§ Prompt
All of the entries need to be written out again, exactly as they are.
** Opening Provided entries block **
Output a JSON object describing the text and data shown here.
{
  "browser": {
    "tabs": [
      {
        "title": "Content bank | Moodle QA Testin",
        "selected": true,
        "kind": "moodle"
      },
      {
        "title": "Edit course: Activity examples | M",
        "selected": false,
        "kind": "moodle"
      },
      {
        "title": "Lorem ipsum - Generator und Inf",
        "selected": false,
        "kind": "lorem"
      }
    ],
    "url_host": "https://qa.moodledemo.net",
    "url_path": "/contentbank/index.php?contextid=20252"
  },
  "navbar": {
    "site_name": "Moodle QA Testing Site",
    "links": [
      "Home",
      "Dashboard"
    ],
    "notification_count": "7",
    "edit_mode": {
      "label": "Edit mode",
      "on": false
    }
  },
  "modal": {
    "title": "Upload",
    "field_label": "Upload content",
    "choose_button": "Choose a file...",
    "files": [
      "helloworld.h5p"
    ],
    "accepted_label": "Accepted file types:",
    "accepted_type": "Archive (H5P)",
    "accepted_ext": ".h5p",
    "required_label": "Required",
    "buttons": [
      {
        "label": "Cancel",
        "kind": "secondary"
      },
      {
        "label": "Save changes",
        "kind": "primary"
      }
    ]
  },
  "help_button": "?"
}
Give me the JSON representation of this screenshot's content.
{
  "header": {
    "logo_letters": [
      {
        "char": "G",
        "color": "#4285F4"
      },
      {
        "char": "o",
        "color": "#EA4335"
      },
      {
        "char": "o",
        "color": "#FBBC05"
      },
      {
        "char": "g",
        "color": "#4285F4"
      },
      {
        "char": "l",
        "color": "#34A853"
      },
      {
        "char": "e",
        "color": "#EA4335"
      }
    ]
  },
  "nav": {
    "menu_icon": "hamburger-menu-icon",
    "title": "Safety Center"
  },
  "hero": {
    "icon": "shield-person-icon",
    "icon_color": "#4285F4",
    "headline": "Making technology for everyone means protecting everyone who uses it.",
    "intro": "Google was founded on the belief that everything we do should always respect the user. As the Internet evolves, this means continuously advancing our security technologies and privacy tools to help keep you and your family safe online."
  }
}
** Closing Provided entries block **
§ Answer to the exercise
Output a JSON object describing the text and data shown here.
{
  "browser": {
    "tabs": [
      {
        "title": "Content bank | Moodle QA Testin",
        "selected": true,
        "kind": "moodle"
      },
      {
        "title": "Edit course: Activity examples | M",
        "selected": false,
        "kind": "moodle"
      },
      {
        "title": "Lorem ipsum - Generator und Inf",
        "selected": false,
        "kind": "lorem"
      }
    ],
    "url_host": "https://qa.moodledemo.net",
    "url_path": "/contentbank/index.php?contextid=20252"
  },
  "navbar": {
    "site_name": "Moodle QA Testing Site",
    "links": [
      "Home",
      "Dashboard"
    ],
    "notification_count": "7",
    "edit_mode": {
      "label": "Edit mode",
      "on": false
    }
  },
  "modal": {
    "title": "Upload",
    "field_label": "Upload content",
    "choose_button": "Choose a file...",
    "files": [
      "helloworld.h5p"
    ],
    "accepted_label": "Accepted file types:",
    "accepted_type": "Archive (H5P)",
    "accepted_ext": ".h5p",
    "required_label": "Required",
    "buttons": [
      {
        "label": "Cancel",
        "kind": "secondary"
      },
      {
        "label": "Save changes",
        "kind": "primary"
      }
    ]
  },
  "help_button": "?"
}
Give me the JSON representation of this screenshot's content.
{
  "header": {
    "logo_letters": [
      {
        "char": "G",
        "color": "#4285F4"
      },
      {
        "char": "o",
        "color": "#EA4335"
      },
      {
        "char": "o",
        "color": "#FBBC05"
      },
      {
        "char": "g",
        "color": "#4285F4"
      },
      {
        "char": "l",
        "color": "#34A853"
      },
      {
        "char": "e",
        "color": "#EA4335"
      }
    ]
  },
  "nav": {
    "menu_icon": "hamburger-menu-icon",
    "title": "Safety Center"
  },
  "hero": {
    "icon": "shield-person-icon",
    "icon_color": "#4285F4",
    "headline": "Making technology for everyone means protecting everyone who uses it.",
    "intro": "Google was founded on the belief that everything we do should always respect the user. As the Internet evolves, this means continuously advancing our security technologies and privacy tools to help keep you and your family safe online."
  }
}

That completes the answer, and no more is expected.